- Opening Delimiter -

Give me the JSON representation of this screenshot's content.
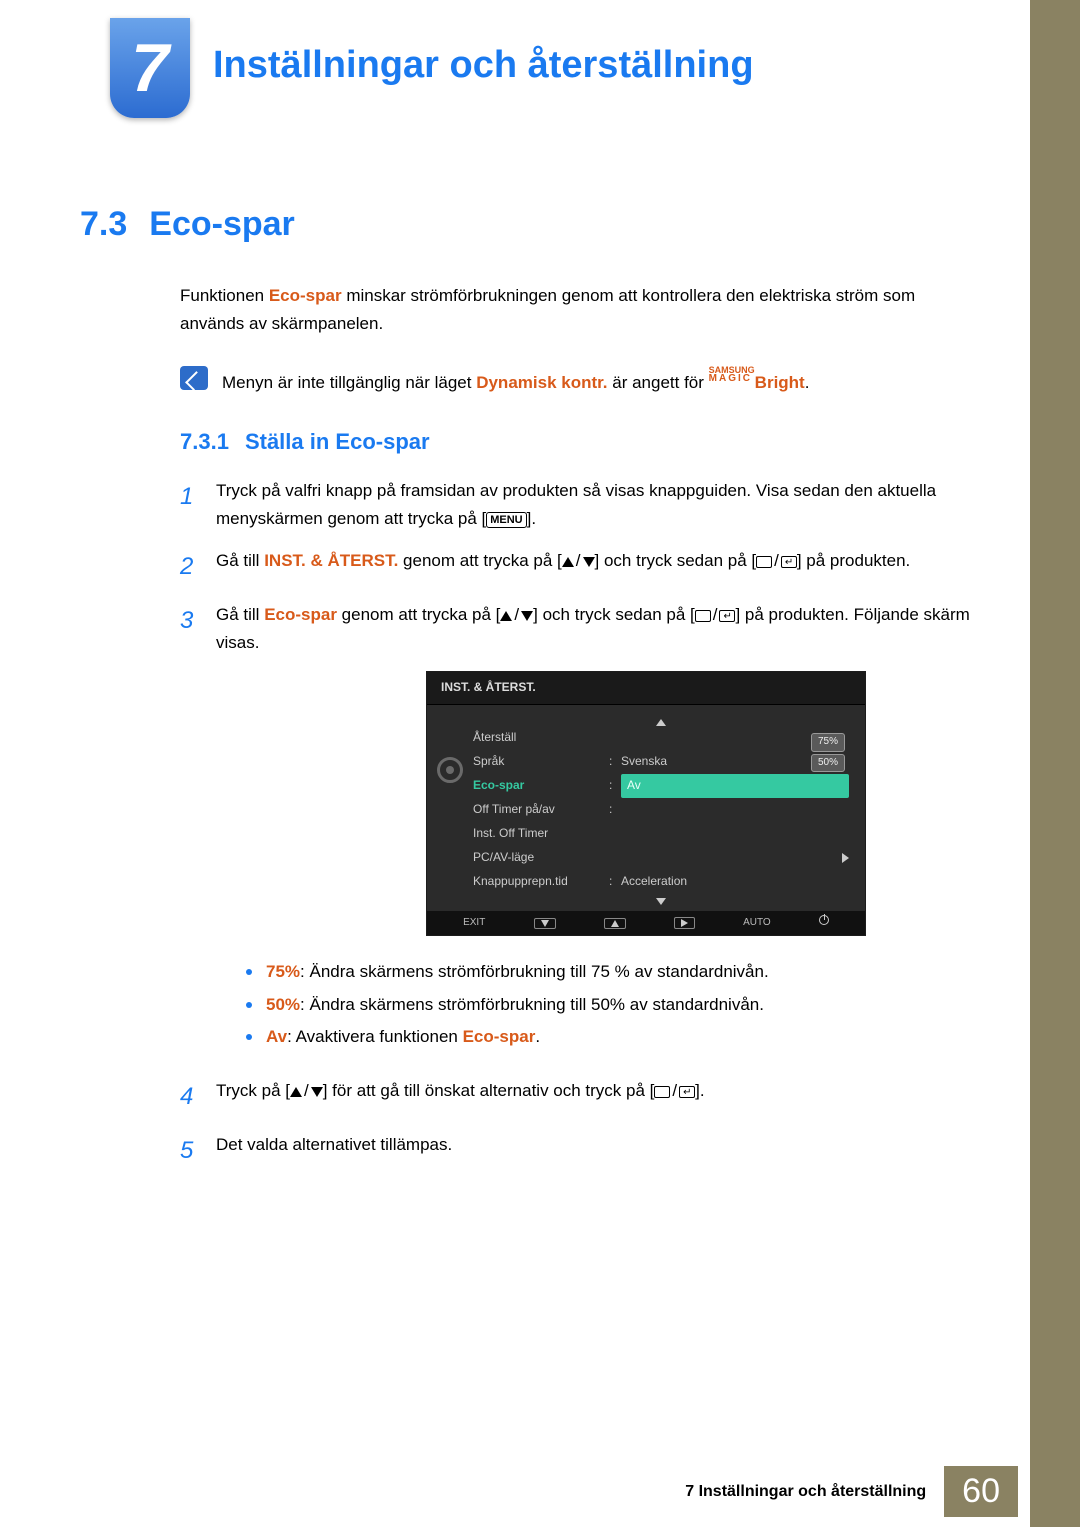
{
  "chapter": {
    "number": "7",
    "title": "Inställningar och återställning"
  },
  "section": {
    "number": "7.3",
    "title": "Eco-spar"
  },
  "intro": {
    "p1_a": "Funktionen ",
    "p1_b": "Eco-spar",
    "p1_c": " minskar strömförbrukningen genom att kontrollera den elektriska ström som används av skärmpanelen."
  },
  "note": {
    "a": "Menyn är inte tillgänglig när läget ",
    "b": "Dynamisk kontr.",
    "c": " är angett för ",
    "magic1": "SAMSUNG",
    "magic2": "MAGIC",
    "d": "Bright",
    "e": "."
  },
  "subsection": {
    "number": "7.3.1",
    "title": "Ställa in Eco-spar"
  },
  "steps": {
    "s1_a": "Tryck på valfri knapp på framsidan av produkten så visas knappguiden. Visa sedan den aktuella menyskärmen genom att trycka på [",
    "s1_menu": "MENU",
    "s1_b": "].",
    "s2_a": "Gå till ",
    "s2_b": "INST. & ÅTERST.",
    "s2_c": " genom att trycka på [",
    "s2_d": "] och tryck sedan på [",
    "s2_e": "] på produkten.",
    "s3_a": "Gå till ",
    "s3_b": "Eco-spar",
    "s3_c": " genom att trycka på [",
    "s3_d": "] och tryck sedan på [",
    "s3_e": "] på produkten. Följande skärm visas.",
    "s4_a": "Tryck på [",
    "s4_b": "] för att gå till önskat alternativ och tryck på [",
    "s4_c": "].",
    "s5": "Det valda alternativet tillämpas."
  },
  "osd": {
    "title": "INST. & ÅTERST.",
    "items": {
      "reset": "Återställ",
      "lang": "Språk",
      "lang_val": "Svenska",
      "eco": "Eco-spar",
      "eco_val": "Av",
      "offtimer": "Off Timer på/av",
      "instoff": "Inst. Off Timer",
      "pcav": "PC/AV-läge",
      "keyrep": "Knappupprepn.tid",
      "keyrep_val": "Acceleration"
    },
    "bubbles": {
      "b1": "75%",
      "b2": "50%"
    },
    "bottom": {
      "exit": "EXIT",
      "auto": "AUTO"
    }
  },
  "bullets": {
    "b1a": "75%",
    "b1b": ": Ändra skärmens strömförbrukning till 75 % av standardnivån.",
    "b2a": "50%",
    "b2b": ": Ändra skärmens strömförbrukning till 50% av standardnivån.",
    "b3a": "Av",
    "b3b": ": Avaktivera funktionen ",
    "b3c": "Eco-spar",
    "b3d": "."
  },
  "footer": {
    "text": "7 Inställningar och återställning",
    "page": "60"
  }
}
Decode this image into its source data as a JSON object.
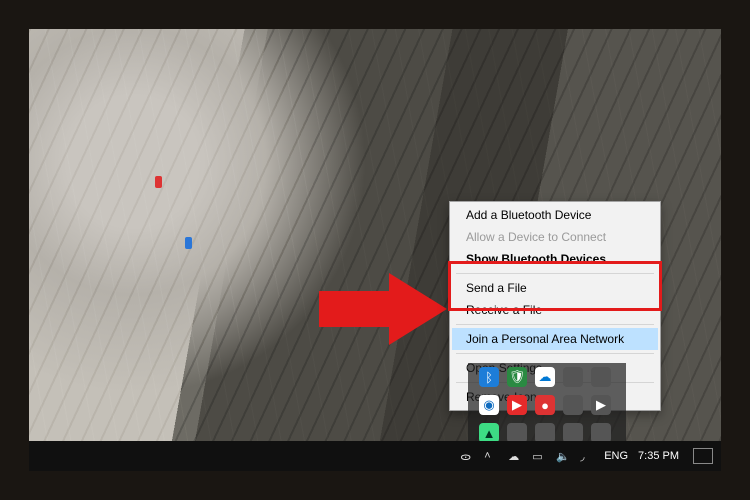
{
  "menu": {
    "add": "Add a Bluetooth Device",
    "allow": "Allow a Device to Connect",
    "show": "Show Bluetooth Devices",
    "send": "Send a File",
    "receive": "Receive a File",
    "pan": "Join a Personal Area Network",
    "settings": "Open Settings",
    "remove": "Remove Icon"
  },
  "tray": {
    "icons": [
      "bluetooth",
      "defender",
      "onedrive",
      "unknown",
      "unknown",
      "teamviewer",
      "youtube",
      "red",
      "unknown",
      "play",
      "android",
      "unknown",
      "gray",
      "gray",
      "gray"
    ]
  },
  "taskbar": {
    "people": "ᯣ",
    "lang": "ENG",
    "time": "7:35 PM"
  },
  "colors": {
    "highlight_red": "#e31b1b",
    "menu_hover": "#bde1ff"
  }
}
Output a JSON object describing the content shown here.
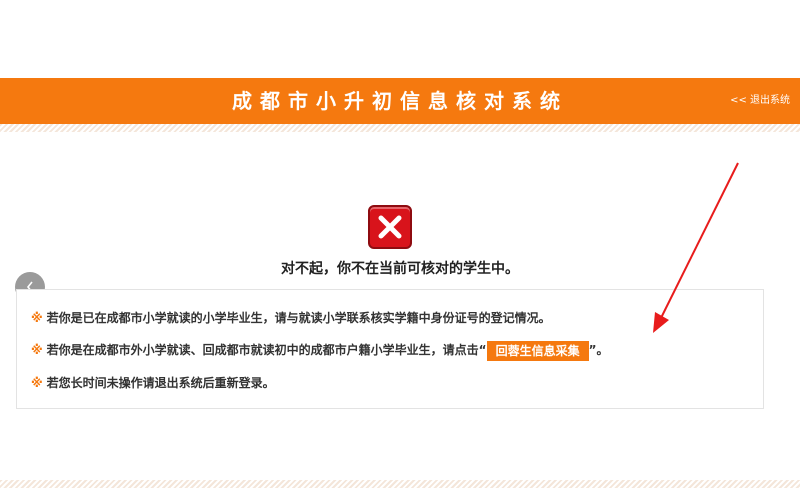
{
  "header": {
    "title": "成都市小升初信息核对系统",
    "logout_label": "<< 退出系统"
  },
  "nav": {
    "back_icon": "chevron-left-icon"
  },
  "result": {
    "icon": "error-x-icon",
    "message": "对不起，你不在当前可核对的学生中。"
  },
  "notices": {
    "mark": "※",
    "line1": "若你是已在成都市小学就读的小学毕业生，请与就读小学联系核实学籍中身份证号的登记情况。",
    "line2_before": "若你是在成都市外小学就读、回成都市就读初中的成都市户籍小学毕业生，请点击“",
    "line2_button": "回蓉生信息采集",
    "line2_after": "”。",
    "line3": "若您长时间未操作请退出系统后重新登录。"
  },
  "colors": {
    "accent": "#f5790f",
    "error": "#d8131b",
    "arrow": "#e81c1c"
  }
}
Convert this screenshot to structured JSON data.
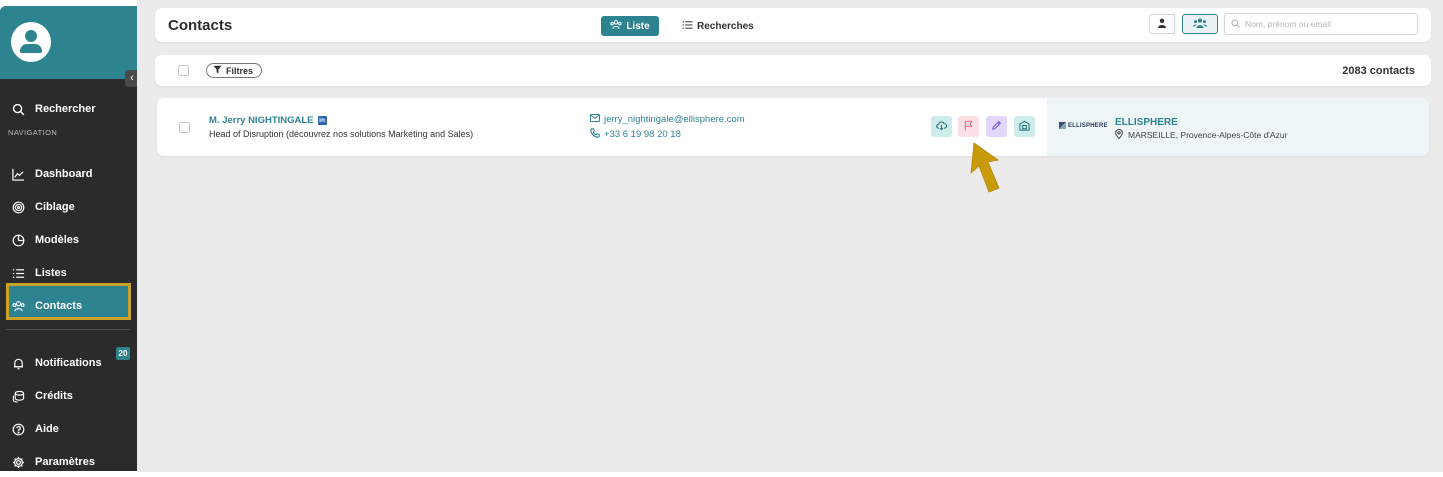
{
  "sidebar": {
    "collapse_icon": "chevron-left",
    "search_label": "Rechercher",
    "section_label": "NAVIGATION",
    "items": [
      {
        "label": "Dashboard",
        "icon": "chart-line-icon"
      },
      {
        "label": "Ciblage",
        "icon": "target-icon"
      },
      {
        "label": "Modèles",
        "icon": "pie-icon"
      },
      {
        "label": "Listes",
        "icon": "list-icon"
      },
      {
        "label": "Contacts",
        "icon": "users-icon",
        "active": true
      }
    ],
    "bottom_items": [
      {
        "label": "Notifications",
        "icon": "bell-icon",
        "badge": "20"
      },
      {
        "label": "Crédits",
        "icon": "coins-icon"
      },
      {
        "label": "Aide",
        "icon": "help-icon"
      },
      {
        "label": "Paramètres",
        "icon": "gear-icon"
      }
    ]
  },
  "header": {
    "title": "Contacts",
    "tabs": [
      {
        "label": "Liste",
        "active": true
      },
      {
        "label": "Recherches",
        "active": false
      }
    ],
    "search_placeholder": "Nom, prénom ou email"
  },
  "filterbar": {
    "filters_label": "Filtres",
    "count_label": "2083 contacts"
  },
  "contacts": [
    {
      "name": "M. Jerry NIGHTINGALE",
      "linkedin_badge": "in",
      "job": "Head of Disruption (découvrez nos solutions Marketing and Sales)",
      "email": "jerry_nightingale@ellisphere.com",
      "phone": "+33 6 19 98 20 18",
      "company_logo_text": "ELLISPHERE",
      "company": "ELLISPHERE",
      "location": "MARSEILLE, Provence-Alpes-Côte d'Azur"
    }
  ],
  "colors": {
    "accent": "#2e8390",
    "sidebar_bg": "#2b2b2b",
    "highlight": "#c9a227",
    "action_teal": "#cdecea",
    "action_pink": "#fbe0e6",
    "action_purple": "#e1d6fb"
  }
}
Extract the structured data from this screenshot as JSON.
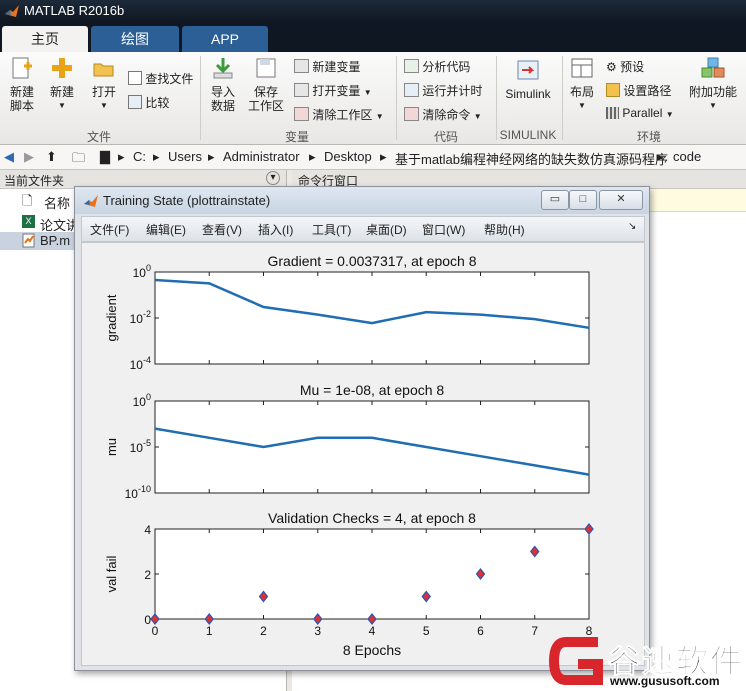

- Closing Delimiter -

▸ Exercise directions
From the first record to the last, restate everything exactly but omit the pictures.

▸ Response to this exercise
Give me the JSON representation of this screenshot's content.
{
  "chapter": {
    "number": "7",
    "title": "Inställningar och återställning"
  },
  "section": {
    "number": "7.3",
    "title": "Eco-spar"
  },
  "intro": {
    "p1_a": "Funktionen ",
    "p1_b": "Eco-spar",
    "p1_c": " minskar strömförbrukningen genom att kontrollera den elektriska ström som används av skärmpanelen."
  },
  "note": {
    "a": "Menyn är inte tillgänglig när läget ",
    "b": "Dynamisk kontr.",
    "c": " är angett för ",
    "magic1": "SAMSUNG",
    "magic2": "MAGIC",
    "d": "Bright",
    "e": "."
  },
  "subsection": {
    "number": "7.3.1",
    "title": "Ställa in Eco-spar"
  },
  "steps": {
    "s1_a": "Tryck på valfri knapp på framsidan av produkten så visas knappguiden. Visa sedan den aktuella menyskärmen genom att trycka på [",
    "s1_menu": "MENU",
    "s1_b": "].",
    "s2_a": "Gå till ",
    "s2_b": "INST. & ÅTERST.",
    "s2_c": " genom att trycka på [",
    "s2_d": "] och tryck sedan på [",
    "s2_e": "] på produkten.",
    "s3_a": "Gå till ",
    "s3_b": "Eco-spar",
    "s3_c": " genom att trycka på [",
    "s3_d": "] och tryck sedan på [",
    "s3_e": "] på produkten. Följande skärm visas.",
    "s4_a": "Tryck på [",
    "s4_b": "] för att gå till önskat alternativ och tryck på [",
    "s4_c": "].",
    "s5": "Det valda alternativet tillämpas."
  },
  "osd": {
    "title": "INST. & ÅTERST.",
    "items": {
      "reset": "Återställ",
      "lang": "Språk",
      "lang_val": "Svenska",
      "eco": "Eco-spar",
      "eco_val": "Av",
      "offtimer": "Off Timer på/av",
      "instoff": "Inst. Off Timer",
      "pcav": "PC/AV-läge",
      "keyrep": "Knappupprepn.tid",
      "keyrep_val": "Acceleration"
    },
    "bubbles": {
      "b1": "75%",
      "b2": "50%"
    },
    "bottom": {
      "exit": "EXIT",
      "auto": "AUTO"
    }
  },
  "bullets": {
    "b1a": "75%",
    "b1b": ": Ändra skärmens strömförbrukning till 75 % av standardnivån.",
    "b2a": "50%",
    "b2b": ": Ändra skärmens strömförbrukning till 50% av standardnivån.",
    "b3a": "Av",
    "b3b": ": Avaktivera funktionen ",
    "b3c": "Eco-spar",
    "b3d": "."
  },
  "footer": {
    "text": "7 Inställningar och återställning",
    "page": "60"
  }
}
Decode this image into its source data as a JSON object.
{
  "menu": {
    "add": "Add a Bluetooth Device",
    "allow": "Allow a Device to Connect",
    "show": "Show Bluetooth Devices",
    "send": "Send a File",
    "receive": "Receive a File",
    "pan": "Join a Personal Area Network",
    "settings": "Open Settings",
    "remove": "Remove Icon"
  },
  "tray": {
    "icons": [
      "bluetooth",
      "defender",
      "onedrive",
      "unknown",
      "unknown",
      "teamviewer",
      "youtube",
      "red",
      "unknown",
      "play",
      "android",
      "unknown",
      "gray",
      "gray",
      "gray"
    ]
  },
  "taskbar": {
    "people": "ᯣ",
    "lang": "ENG",
    "time": "7:35 PM"
  },
  "colors": {
    "highlight_red": "#e31b1b",
    "menu_hover": "#bde1ff"
  }
}
Output a JSON object describing the content shown here.
{
  "header": {
    "title": "成都市小升初信息核对系统",
    "logout_label": "<< 退出系统"
  },
  "nav": {
    "back_icon": "chevron-left-icon"
  },
  "result": {
    "icon": "error-x-icon",
    "message": "对不起，你不在当前可核对的学生中。"
  },
  "notices": {
    "mark": "※",
    "line1": "若你是已在成都市小学就读的小学毕业生，请与就读小学联系核实学籍中身份证号的登记情况。",
    "line2_before": "若你是在成都市外小学就读、回成都市就读初中的成都市户籍小学毕业生，请点击“",
    "line2_button": "回蓉生信息采集",
    "line2_after": "”。",
    "line3": "若您长时间未操作请退出系统后重新登录。"
  },
  "colors": {
    "accent": "#f5790f",
    "error": "#d8131b",
    "arrow": "#e81c1c"
  }
}
Convert this screenshot to structured JSON data.
{
  "sidebar": {
    "collapse_icon": "chevron-left",
    "search_label": "Rechercher",
    "section_label": "NAVIGATION",
    "items": [
      {
        "label": "Dashboard",
        "icon": "chart-line-icon"
      },
      {
        "label": "Ciblage",
        "icon": "target-icon"
      },
      {
        "label": "Modèles",
        "icon": "pie-icon"
      },
      {
        "label": "Listes",
        "icon": "list-icon"
      },
      {
        "label": "Contacts",
        "icon": "users-icon",
        "active": true
      }
    ],
    "bottom_items": [
      {
        "label": "Notifications",
        "icon": "bell-icon",
        "badge": "20"
      },
      {
        "label": "Crédits",
        "icon": "coins-icon"
      },
      {
        "label": "Aide",
        "icon": "help-icon"
      },
      {
        "label": "Paramètres",
        "icon": "gear-icon"
      }
    ]
  },
  "header": {
    "title": "Contacts",
    "tabs": [
      {
        "label": "Liste",
        "active": true
      },
      {
        "label": "Recherches",
        "active": false
      }
    ],
    "search_placeholder": "Nom, prénom ou email"
  },
  "filterbar": {
    "filters_label": "Filtres",
    "count_label": "2083 contacts"
  },
  "contacts": [
    {
      "name": "M. Jerry NIGHTINGALE",
      "linkedin_badge": "in",
      "job": "Head of Disruption (découvrez nos solutions Marketing and Sales)",
      "email": "jerry_nightingale@ellisphere.com",
      "phone": "+33 6 19 98 20 18",
      "company_logo_text": "ELLISPHERE",
      "company": "ELLISPHERE",
      "location": "MARSEILLE, Provence-Alpes-Côte d'Azur"
    }
  ],
  "colors": {
    "accent": "#2e8390",
    "sidebar_bg": "#2b2b2b",
    "highlight": "#c9a227",
    "action_teal": "#cdecea",
    "action_pink": "#fbe0e6",
    "action_purple": "#e1d6fb"
  }
}
Extract the structured data from this screenshot as JSON.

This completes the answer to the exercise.